When you are free of the initial shock of losing your job, you are in a better position to plan for the short and long term. Both need to be considered and decided, but the answers to each may be different.
Let’s look at short-term solutions first. They fall into three categories: volunteer, interim / temporary, and permanent.
If you don’t have to make a living immediately, volunteer work is a good way to fill a gap on your resume and leave yourself time to conduct a proper job search.
Ideally, a volunteer position would be in the same field as the your target position. For example, if you wanted to work in fashion merchandising, you could volunteer to do the window displays at a charity thrift shop.
This type of position has a place on your resume as long as you label it “volunteer.” Remember to document your accomplishments in this voluntary position just as you would in a paid position.
Interim / Temporary
Interim or temporary positions are good choices if you need immediate income.
Interim executive positions can be lucrative, but they often require exemplary skills because the division or company has just lost a beloved leader they believe is irreplaceable, a scoundrel who was led off in handcuffs, or an ineffectual nice guy everyone feels guilty about firing. An accurate picture of the needs of the company is often difficult to obtain before you are in the driver’s seat, making these types of positions challenging. They also tend to require an inordinate amount of time and energy, making a job hunt doubly hard to conduct.
Temporary positions at the professional or administrative level are usually easier to acquire and shorter term, possibly only a few weeks to a few months. Temporary employment agencies are a great help in finding these positions.
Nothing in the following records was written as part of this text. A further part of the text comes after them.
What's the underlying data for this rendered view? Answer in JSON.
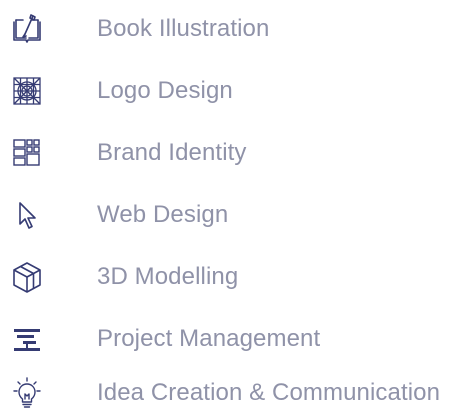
{
  "colors": {
    "icon": "#353b73",
    "text": "#8f92a8"
  },
  "services": [
    {
      "icon": "book-brush-icon",
      "label": "Book Illustration"
    },
    {
      "icon": "logo-grid-icon",
      "label": "Logo Design"
    },
    {
      "icon": "layout-blocks-icon",
      "label": "Brand Identity"
    },
    {
      "icon": "cursor-icon",
      "label": "Web Design"
    },
    {
      "icon": "cube-icon",
      "label": "3D Modelling"
    },
    {
      "icon": "timeline-bars-icon",
      "label": "Project Management"
    },
    {
      "icon": "lightbulb-icon",
      "label": "Idea Creation & Communication"
    }
  ]
}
Some companies hire temporary employees for the long term because they can offer lower salaries and fewer benefits. Temporary positions offer nearly immediate income. The down side is the same as interim positions in that they can be demanding, leaving little of your time and energy for your career job search.
Both temporary and interim positions can serve as “placeholders” on your resume if you need to demonstrate that you were working during a period of time. However, if they are not relevant to your job target, they should be omitted.
You may be faced with accepting a permanent position for what you hope will be a short term.
In many cases, this means you will accept a position for which you are overqualified. Read more about this circumstance in this series of articles:
- Overqualified: Why take a job when you are overqualified?
- Overqualified: Know your value
- Overqualified: Strategies for career documents and interviews
The most common quandary about accepting a permanent position as a temporary solution is whether to tell the employer your goal. I have had clients do this successfully; others have chosen not to share their plans. The variety of circumstances is too broad for one piece of advice.
Knowing the employer or having previous experience with them can make this conversation easier. Some businesses welcome short-term employees. Others are reluctant to hire them because of the time and money invested to train. Use your best judgment when facing this decision, and try for a solution that is a win for you and your employer.
If you have experienced a recent job loss and are finding it difficult to move forward, contact me today to set a time to talk about what we might do to help you move forward.
Special Note: You can get Jason Alba’s videos free (for awhile). If you know about Jason Alba, you know what an opportunity this is. If you haven’t yet heard of Jason or his job search site JibberJobber.com, then you’re in for a treat. Take advantage of Jason’s generous offer quickly, because it’s going away March 31, 2015.